[Task to complete] Set down the entries below exactly as written.

[Source material]
=== Begin Enclosure ===
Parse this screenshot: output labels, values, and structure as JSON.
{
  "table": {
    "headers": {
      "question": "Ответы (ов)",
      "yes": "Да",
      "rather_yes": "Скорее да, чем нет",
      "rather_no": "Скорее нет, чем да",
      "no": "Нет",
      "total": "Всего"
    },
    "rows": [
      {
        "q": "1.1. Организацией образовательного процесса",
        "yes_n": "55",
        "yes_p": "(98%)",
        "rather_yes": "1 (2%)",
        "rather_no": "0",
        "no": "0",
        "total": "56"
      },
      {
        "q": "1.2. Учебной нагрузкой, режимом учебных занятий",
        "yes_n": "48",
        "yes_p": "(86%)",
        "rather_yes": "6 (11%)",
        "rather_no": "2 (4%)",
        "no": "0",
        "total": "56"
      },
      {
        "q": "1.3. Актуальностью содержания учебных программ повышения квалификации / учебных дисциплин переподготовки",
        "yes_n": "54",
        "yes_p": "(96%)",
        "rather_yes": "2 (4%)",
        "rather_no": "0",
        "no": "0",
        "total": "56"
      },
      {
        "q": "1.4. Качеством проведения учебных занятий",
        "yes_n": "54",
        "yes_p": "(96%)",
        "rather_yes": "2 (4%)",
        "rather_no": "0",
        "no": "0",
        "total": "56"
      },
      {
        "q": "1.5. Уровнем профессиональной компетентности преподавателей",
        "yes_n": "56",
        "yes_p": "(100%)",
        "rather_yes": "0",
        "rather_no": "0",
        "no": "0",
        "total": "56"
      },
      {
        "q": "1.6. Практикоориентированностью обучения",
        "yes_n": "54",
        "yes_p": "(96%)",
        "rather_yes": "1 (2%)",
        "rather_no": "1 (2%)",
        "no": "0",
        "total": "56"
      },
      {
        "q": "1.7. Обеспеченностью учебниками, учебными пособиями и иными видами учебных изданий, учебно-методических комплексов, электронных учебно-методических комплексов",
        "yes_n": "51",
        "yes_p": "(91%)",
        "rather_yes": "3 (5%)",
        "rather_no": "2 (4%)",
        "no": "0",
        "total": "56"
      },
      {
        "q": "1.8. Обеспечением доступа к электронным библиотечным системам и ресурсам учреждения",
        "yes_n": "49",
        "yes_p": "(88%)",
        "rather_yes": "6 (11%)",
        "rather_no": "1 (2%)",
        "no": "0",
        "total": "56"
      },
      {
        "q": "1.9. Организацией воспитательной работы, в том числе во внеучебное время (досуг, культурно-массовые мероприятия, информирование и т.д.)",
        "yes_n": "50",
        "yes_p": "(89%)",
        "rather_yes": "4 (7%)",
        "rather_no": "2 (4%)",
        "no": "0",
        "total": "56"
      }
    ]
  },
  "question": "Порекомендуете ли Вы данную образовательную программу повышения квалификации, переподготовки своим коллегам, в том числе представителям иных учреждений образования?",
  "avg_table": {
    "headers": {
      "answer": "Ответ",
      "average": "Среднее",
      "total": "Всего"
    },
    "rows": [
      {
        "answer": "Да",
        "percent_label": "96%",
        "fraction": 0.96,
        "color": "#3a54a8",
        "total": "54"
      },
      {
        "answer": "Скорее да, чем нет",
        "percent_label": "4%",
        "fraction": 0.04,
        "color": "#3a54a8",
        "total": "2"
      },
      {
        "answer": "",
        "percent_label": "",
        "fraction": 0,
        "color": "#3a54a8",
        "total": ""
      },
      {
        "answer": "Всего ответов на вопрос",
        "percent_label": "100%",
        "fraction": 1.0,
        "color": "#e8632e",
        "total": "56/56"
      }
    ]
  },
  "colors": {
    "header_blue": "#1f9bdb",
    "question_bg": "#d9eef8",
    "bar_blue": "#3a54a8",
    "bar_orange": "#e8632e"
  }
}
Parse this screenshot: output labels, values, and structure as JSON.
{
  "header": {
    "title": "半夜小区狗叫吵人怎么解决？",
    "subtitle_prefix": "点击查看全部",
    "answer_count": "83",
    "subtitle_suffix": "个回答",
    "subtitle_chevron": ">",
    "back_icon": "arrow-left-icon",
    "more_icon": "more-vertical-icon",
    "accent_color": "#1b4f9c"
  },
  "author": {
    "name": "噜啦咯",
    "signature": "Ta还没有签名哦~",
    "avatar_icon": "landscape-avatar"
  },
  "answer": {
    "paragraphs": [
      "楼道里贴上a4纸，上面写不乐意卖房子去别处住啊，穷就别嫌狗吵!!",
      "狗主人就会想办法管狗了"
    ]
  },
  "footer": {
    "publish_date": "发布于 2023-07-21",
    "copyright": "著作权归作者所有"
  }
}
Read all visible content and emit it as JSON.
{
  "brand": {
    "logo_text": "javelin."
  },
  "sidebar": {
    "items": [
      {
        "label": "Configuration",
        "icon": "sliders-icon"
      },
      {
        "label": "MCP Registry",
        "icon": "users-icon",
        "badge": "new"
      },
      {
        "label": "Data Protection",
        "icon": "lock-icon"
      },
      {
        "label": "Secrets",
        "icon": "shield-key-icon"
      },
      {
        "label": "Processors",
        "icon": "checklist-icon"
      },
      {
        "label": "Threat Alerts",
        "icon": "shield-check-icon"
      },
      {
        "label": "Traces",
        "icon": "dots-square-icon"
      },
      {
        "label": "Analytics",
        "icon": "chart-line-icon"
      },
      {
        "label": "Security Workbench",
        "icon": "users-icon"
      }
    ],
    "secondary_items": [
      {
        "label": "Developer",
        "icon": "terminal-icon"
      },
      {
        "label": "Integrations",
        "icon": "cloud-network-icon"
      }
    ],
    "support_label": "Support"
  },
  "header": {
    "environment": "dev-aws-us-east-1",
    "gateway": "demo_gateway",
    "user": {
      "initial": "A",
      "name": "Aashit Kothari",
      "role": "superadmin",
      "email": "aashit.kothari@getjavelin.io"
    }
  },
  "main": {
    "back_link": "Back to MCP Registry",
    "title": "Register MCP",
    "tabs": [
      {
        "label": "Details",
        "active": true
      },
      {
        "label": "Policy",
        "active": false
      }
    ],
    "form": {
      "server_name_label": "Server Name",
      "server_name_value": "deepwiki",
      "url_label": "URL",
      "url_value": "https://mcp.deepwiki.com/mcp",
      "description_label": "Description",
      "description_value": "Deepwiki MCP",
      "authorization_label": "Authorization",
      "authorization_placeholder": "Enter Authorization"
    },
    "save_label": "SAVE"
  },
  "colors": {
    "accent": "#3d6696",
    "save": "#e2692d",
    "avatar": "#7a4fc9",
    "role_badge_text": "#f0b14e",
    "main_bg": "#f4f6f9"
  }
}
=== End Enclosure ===
[Response area]
Parse this screenshot: output labels, values, and structure as JSON.
{
  "table": {
    "headers": {
      "question": "Ответы (ов)",
      "yes": "Да",
      "rather_yes": "Скорее да, чем нет",
      "rather_no": "Скорее нет, чем да",
      "no": "Нет",
      "total": "Всего"
    },
    "rows": [
      {
        "q": "1.1. Организацией образовательного процесса",
        "yes_n": "55",
        "yes_p": "(98%)",
        "rather_yes": "1 (2%)",
        "rather_no": "0",
        "no": "0",
        "total": "56"
      },
      {
        "q": "1.2. Учебной нагрузкой, режимом учебных занятий",
        "yes_n": "48",
        "yes_p": "(86%)",
        "rather_yes": "6 (11%)",
        "rather_no": "2 (4%)",
        "no": "0",
        "total": "56"
      },
      {
        "q": "1.3. Актуальностью содержания учебных программ повышения квалификации / учебных дисциплин переподготовки",
        "yes_n": "54",
        "yes_p": "(96%)",
        "rather_yes": "2 (4%)",
        "rather_no": "0",
        "no": "0",
        "total": "56"
      },
      {
        "q": "1.4. Качеством проведения учебных занятий",
        "yes_n": "54",
        "yes_p": "(96%)",
        "rather_yes": "2 (4%)",
        "rather_no": "0",
        "no": "0",
        "total": "56"
      },
      {
        "q": "1.5. Уровнем профессиональной компетентности преподавателей",
        "yes_n": "56",
        "yes_p": "(100%)",
        "rather_yes": "0",
        "rather_no": "0",
        "no": "0",
        "total": "56"
      },
      {
        "q": "1.6. Практикоориентированностью обучения",
        "yes_n": "54",
        "yes_p": "(96%)",
        "rather_yes": "1 (2%)",
        "rather_no": "1 (2%)",
        "no": "0",
        "total": "56"
      },
      {
        "q": "1.7. Обеспеченностью учебниками, учебными пособиями и иными видами учебных изданий, учебно-методических комплексов, электронных учебно-методических комплексов",
        "yes_n": "51",
        "yes_p": "(91%)",
        "rather_yes": "3 (5%)",
        "rather_no": "2 (4%)",
        "no": "0",
        "total": "56"
      },
      {
        "q": "1.8. Обеспечением доступа к электронным библиотечным системам и ресурсам учреждения",
        "yes_n": "49",
        "yes_p": "(88%)",
        "rather_yes": "6 (11%)",
        "rather_no": "1 (2%)",
        "no": "0",
        "total": "56"
      },
      {
        "q": "1.9. Организацией воспитательной работы, в том числе во внеучебное время (досуг, культурно-массовые мероприятия, информирование и т.д.)",
        "yes_n": "50",
        "yes_p": "(89%)",
        "rather_yes": "4 (7%)",
        "rather_no": "2 (4%)",
        "no": "0",
        "total": "56"
      }
    ]
  },
  "question": "Порекомендуете ли Вы данную образовательную программу повышения квалификации, переподготовки своим коллегам, в том числе представителям иных учреждений образования?",
  "avg_table": {
    "headers": {
      "answer": "Ответ",
      "average": "Среднее",
      "total": "Всего"
    },
    "rows": [
      {
        "answer": "Да",
        "percent_label": "96%",
        "fraction": 0.96,
        "color": "#3a54a8",
        "total": "54"
      },
      {
        "answer": "Скорее да, чем нет",
        "percent_label": "4%",
        "fraction": 0.04,
        "color": "#3a54a8",
        "total": "2"
      },
      {
        "answer": "",
        "percent_label": "",
        "fraction": 0,
        "color": "#3a54a8",
        "total": ""
      },
      {
        "answer": "Всего ответов на вопрос",
        "percent_label": "100%",
        "fraction": 1.0,
        "color": "#e8632e",
        "total": "56/56"
      }
    ]
  },
  "colors": {
    "header_blue": "#1f9bdb",
    "question_bg": "#d9eef8",
    "bar_blue": "#3a54a8",
    "bar_orange": "#e8632e"
  }
}
Parse this screenshot: output labels, values, and structure as JSON.
{
  "header": {
    "title": "半夜小区狗叫吵人怎么解决？",
    "subtitle_prefix": "点击查看全部",
    "answer_count": "83",
    "subtitle_suffix": "个回答",
    "subtitle_chevron": ">",
    "back_icon": "arrow-left-icon",
    "more_icon": "more-vertical-icon",
    "accent_color": "#1b4f9c"
  },
  "author": {
    "name": "噜啦咯",
    "signature": "Ta还没有签名哦~",
    "avatar_icon": "landscape-avatar"
  },
  "answer": {
    "paragraphs": [
      "楼道里贴上a4纸，上面写不乐意卖房子去别处住啊，穷就别嫌狗吵!!",
      "狗主人就会想办法管狗了"
    ]
  },
  "footer": {
    "publish_date": "发布于 2023-07-21",
    "copyright": "著作权归作者所有"
  }
}
Read all visible content and emit it as JSON.
{
  "brand": {
    "logo_text": "javelin."
  },
  "sidebar": {
    "items": [
      {
        "label": "Configuration",
        "icon": "sliders-icon"
      },
      {
        "label": "MCP Registry",
        "icon": "users-icon",
        "badge": "new"
      },
      {
        "label": "Data Protection",
        "icon": "lock-icon"
      },
      {
        "label": "Secrets",
        "icon": "shield-key-icon"
      },
      {
        "label": "Processors",
        "icon": "checklist-icon"
      },
      {
        "label": "Threat Alerts",
        "icon": "shield-check-icon"
      },
      {
        "label": "Traces",
        "icon": "dots-square-icon"
      },
      {
        "label": "Analytics",
        "icon": "chart-line-icon"
      },
      {
        "label": "Security Workbench",
        "icon": "users-icon"
      }
    ],
    "secondary_items": [
      {
        "label": "Developer",
        "icon": "terminal-icon"
      },
      {
        "label": "Integrations",
        "icon": "cloud-network-icon"
      }
    ],
    "support_label": "Support"
  },
  "header": {
    "environment": "dev-aws-us-east-1",
    "gateway": "demo_gateway",
    "user": {
      "initial": "A",
      "name": "Aashit Kothari",
      "role": "superadmin",
      "email": "aashit.kothari@getjavelin.io"
    }
  },
  "main": {
    "back_link": "Back to MCP Registry",
    "title": "Register MCP",
    "tabs": [
      {
        "label": "Details",
        "active": true
      },
      {
        "label": "Policy",
        "active": false
      }
    ],
    "form": {
      "server_name_label": "Server Name",
      "server_name_value": "deepwiki",
      "url_label": "URL",
      "url_value": "https://mcp.deepwiki.com/mcp",
      "description_label": "Description",
      "description_value": "Deepwiki MCP",
      "authorization_label": "Authorization",
      "authorization_placeholder": "Enter Authorization"
    },
    "save_label": "SAVE"
  },
  "colors": {
    "accent": "#3d6696",
    "save": "#e2692d",
    "avatar": "#7a4fc9",
    "role_badge_text": "#f0b14e",
    "main_bg": "#f4f6f9"
  }
}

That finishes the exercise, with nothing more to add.